In the live arena Prince was better than ever and audiences were treated to the Act II tour, with Mayte as the ring-leader in hot pants and the band in “Godfather III meets Barbarella” garb – having unleashed Act I stateside they took Europe by storm. The concerts, featuring songs from the Symbol album but mainly with reworked greatest hits, often ended with funk and rock songs like Come, Endorphinemachine Johnny and Deuce and a Quarter, which were unreleased at that point.
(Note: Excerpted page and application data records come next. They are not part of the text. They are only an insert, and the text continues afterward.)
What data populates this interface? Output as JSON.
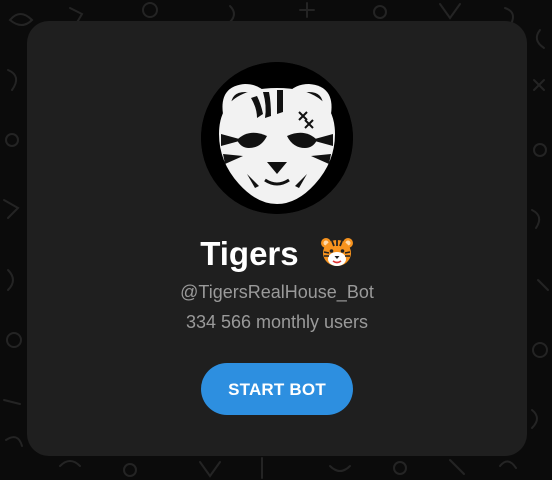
{
  "bot": {
    "name": "Tigers",
    "username": "@TigersRealHouse_Bot",
    "monthly_users": "334 566 monthly users",
    "emoji": "tiger-face-icon"
  },
  "actions": {
    "start_label": "START BOT"
  },
  "colors": {
    "page_bg": "#0b0b0b",
    "card_bg": "#1f1f1f",
    "button_bg": "#2d8fe0",
    "title_text": "#ffffff",
    "muted_text": "#9a9a9a"
  }
}
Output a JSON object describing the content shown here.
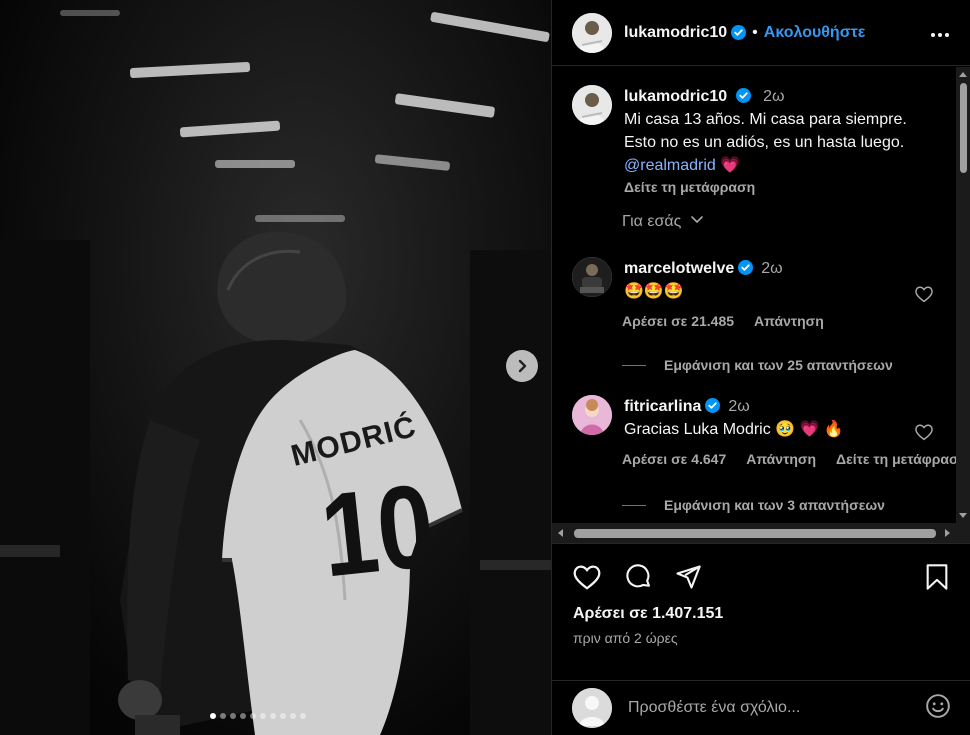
{
  "post": {
    "author": "lukamodric10",
    "follow_label": "Ακολουθήστε",
    "separator": "•",
    "media_dots_count": 10,
    "media_active_dot": 0
  },
  "caption": {
    "username": "lukamodric10",
    "time": "2ω",
    "line1": "Mi casa 13 años. Mi casa para siempre.",
    "line2": "Esto no es un adiós, es un hasta luego.",
    "mention": "@realmadrid",
    "emoji": "💗",
    "see_translation": "Δείτε τη μετάφραση"
  },
  "for_you": "Για εσάς",
  "comments": [
    {
      "username": "marcelotwelve",
      "time": "2ω",
      "text": "🤩🤩🤩",
      "likes": "Αρέσει σε 21.485",
      "reply": "Απάντηση",
      "translate": "",
      "view_replies": "Εμφάνιση και των 25 απαντήσεων"
    },
    {
      "username": "fitricarlina",
      "time": "2ω",
      "text": "Gracias Luka Modric 🥹 💗 🔥",
      "likes": "Αρέσει σε 4.647",
      "reply": "Απάντηση",
      "translate": "Δείτε τη μετάφραση",
      "view_replies": "Εμφάνιση και των 3 απαντήσεων"
    }
  ],
  "footer": {
    "likes": "Αρέσει σε 1.407.151",
    "posted": "πριν από 2 ώρες",
    "comment_placeholder": "Προσθέστε ένα σχόλιο..."
  },
  "jersey": {
    "name": "MODRIĆ",
    "number": "10"
  },
  "colors": {
    "accent": "#3797f0",
    "verified": "#0095f6",
    "muted": "#a8a8a8",
    "divider": "#262626"
  },
  "icons": [
    "more-icon",
    "verified-icon",
    "chevron-down-icon",
    "heart-icon",
    "comment-icon",
    "share-icon",
    "bookmark-icon",
    "emoji-icon",
    "next-arrow-icon"
  ]
}
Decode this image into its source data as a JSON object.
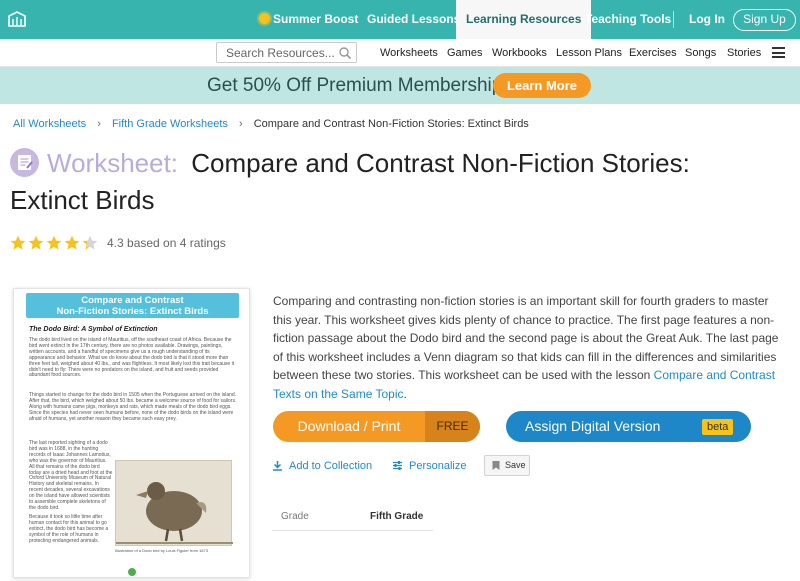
{
  "topnav": {
    "items": [
      {
        "label": "Summer Boost"
      },
      {
        "label": "Guided Lessons"
      },
      {
        "label": "Learning Resources"
      },
      {
        "label": "Teaching Tools"
      }
    ],
    "login": "Log In",
    "signup": "Sign Up"
  },
  "subnav": {
    "search_placeholder": "Search Resources...",
    "items": [
      "Worksheets",
      "Games",
      "Workbooks",
      "Lesson Plans",
      "Exercises",
      "Songs",
      "Stories"
    ]
  },
  "promo": {
    "text": "Get 50% Off Premium Membership",
    "cta": "Learn More"
  },
  "breadcrumb": {
    "items": [
      "All Worksheets",
      "Fifth Grade Worksheets"
    ],
    "current": "Compare and Contrast Non-Fiction Stories: Extinct Birds"
  },
  "title": {
    "kind": "Worksheet:",
    "line1": "Compare and Contrast Non-Fiction Stories:",
    "line2": "Extinct Birds"
  },
  "rating": {
    "value": 4.3,
    "max": 5,
    "text": "4.3 based on 4 ratings"
  },
  "preview": {
    "header_line1": "Compare and Contrast",
    "header_line2": "Non-Fiction Stories: Extinct Birds",
    "subtitle": "The Dodo Bird: A Symbol of Extinction",
    "para1": "The dodo bird lived on the island of Mauritius, off the southeast coast of Africa. Because the bird went extinct in the 17th century, there are no photos available. Drawings, paintings, written accounts, and a handful of specimens give us a rough understanding of its appearance and behavior. What we do know about the dodo bird is that it stood more than three feet tall, weighed about 40 lbs., and was flightless. It most likely lost this trait because it didn't need to fly: There were no predators on the island, and fruit and seeds provided abundant food sources.",
    "para2": "Things started to change for the dodo bird in 1505 when the Portuguese arrived on the island. After that, the bird, which weighed about 50 lbs. became a welcome source of food for sailors. Along with humans came pigs, monkeys and rats, which made meals of the dodo bird eggs. Since the species had never seen humans before, none of the dodo birds on the island were afraid of humans, yet another reason they became such easy prey.",
    "para3": "The last reported sighting of a dodo bird was in 1688, in the hunting records of Isaac Johannes Lamotius, who was the governor of Mauritius. All that remains of the dodo bird today are a dried head and foot at the Oxford University Museum of Natural History and skeletal remains. In recent decades, several excavations on the island have allowed scientists to assemble complete skeletons of the dodo bird.",
    "para4": "Because it took so little time after human contact for this animal to go extinct, the dodo bird has become a symbol of the role of humans in protecting endangered animals.",
    "caption": "Illustration of a Dodo bird by Louis Figuier from 1873"
  },
  "description": {
    "text": "Comparing and contrasting non-fiction stories is an important skill for fourth graders to master this year. This worksheet gives kids plenty of chance to practice. The first page features a non-fiction passage about the Dodo bird and the second page is about the Great Auk. The last page of this worksheet includes a Venn diagram so that kids can fill in the differences and similarities between these two stories. This worksheet can be used with the lesson ",
    "link": "Compare and Contrast Texts on the Same Topic",
    "end": "."
  },
  "actions": {
    "download": "Download / Print",
    "free": "FREE",
    "digital": "Assign Digital Version",
    "beta": "beta",
    "add_to_collection": "Add to Collection",
    "personalize": "Personalize",
    "save": "Save"
  },
  "details": {
    "grade_label": "Grade",
    "grade_value": "Fifth Grade"
  },
  "colors": {
    "brand_teal": "#36b4ad",
    "promo_bg": "#bfe6e3",
    "orange": "#f49a24",
    "blue": "#1e87c7",
    "star": "#f7c31b",
    "link": "#1f8bc7"
  }
}
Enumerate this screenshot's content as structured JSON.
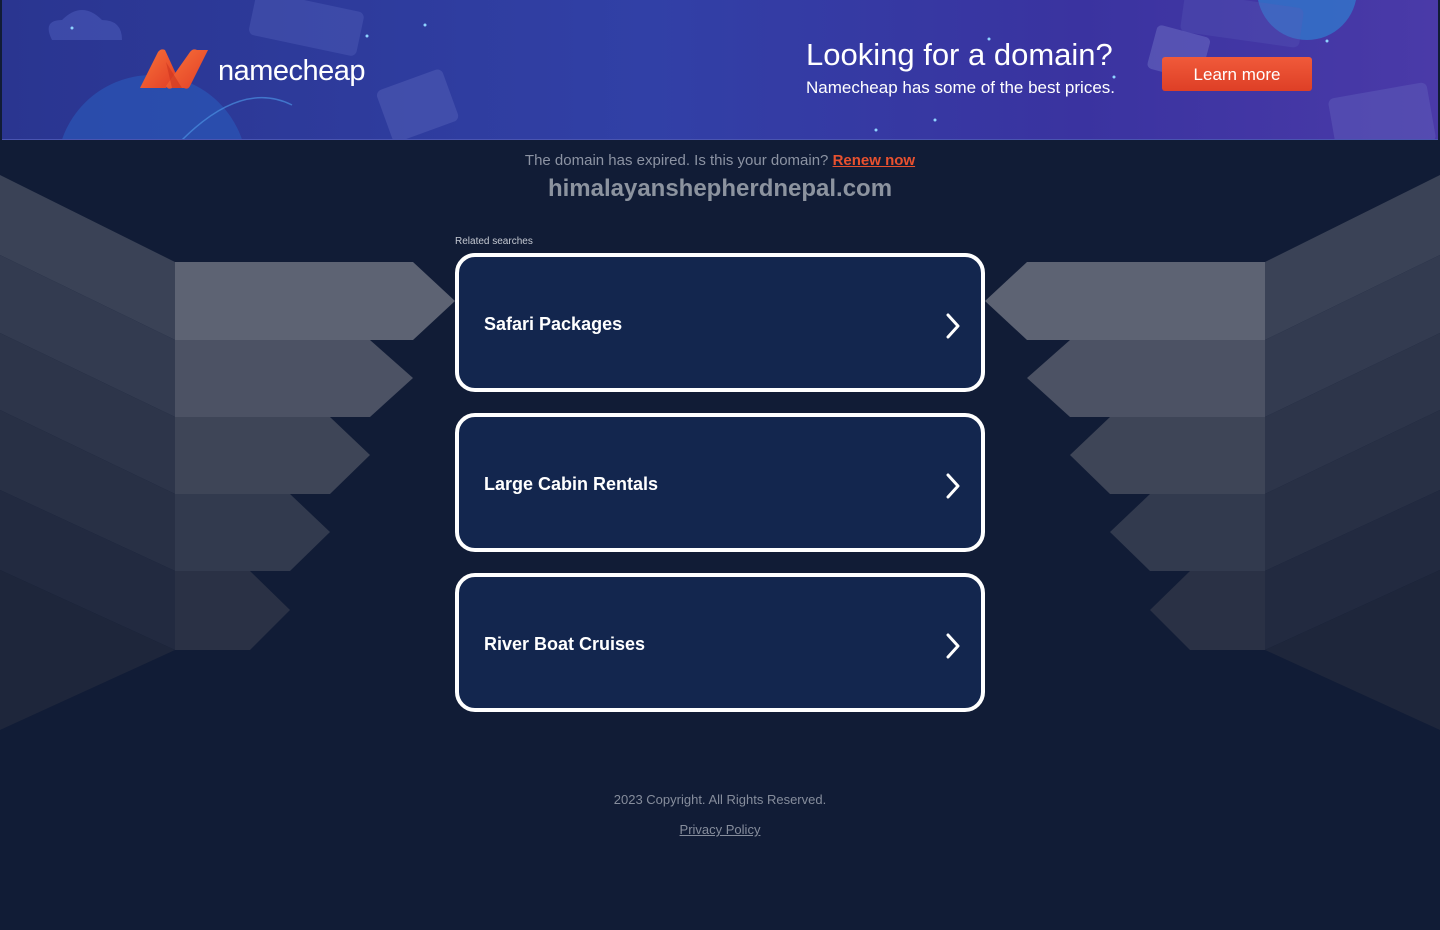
{
  "banner": {
    "logo_text": "namecheap",
    "promo_title": "Looking for a domain?",
    "promo_subtitle": "Namecheap has some of the best prices.",
    "cta_label": "Learn more",
    "colors": {
      "brand_orange": "#f05a3a",
      "banner_blue": "#3140a6"
    }
  },
  "notice": {
    "expired_text": "The domain has expired. Is this your domain?",
    "renew_label": "Renew now",
    "domain": "himalayanshepherdnepal.com"
  },
  "related": {
    "label": "Related searches",
    "items": [
      {
        "label": "Safari Packages",
        "icon": "chevron-right-icon"
      },
      {
        "label": "Large Cabin Rentals",
        "icon": "chevron-right-icon"
      },
      {
        "label": "River Boat Cruises",
        "icon": "chevron-right-icon"
      }
    ]
  },
  "footer": {
    "copyright": "2023 Copyright. All Rights Reserved.",
    "privacy_label": "Privacy Policy"
  }
}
Some eventually going on to appear on various NPG albums 2-3 years later.
UK listeners were treated to the sound of possibly one of his greatest live performances ever, when Prince and the band unleashed a twenty minute set of blistering high energy funk one summer lunchtime on BBC Radio 1. Various members of the public had been able to win tickets to the “gig-ette” in London’s broadcasting house, and the high tempo set comprising 1999, Baby I’m A Star, D.M.S.R., Pope (check out Sonny Ts bass popping style), America and Peach, crackled with energy and showcased the NPG at their tight, rhythmic and dynamic best.
The main arena shows that year were also significant for speeches and monologues near the end of concerts in which Prince would eulogise and preach that some felt he was releasing too much music, but that he felt he made “just enough”. It was surely tension with his label that he was expressing, to more than slightly bemused fans, and this was to be the start of one his most troubled periods, both in the music industry and later in the decade, his personal life.
Join us in part 3 where we look at the underground music, and Prince’s ‘punk’ attitude of the mid to late 1990s.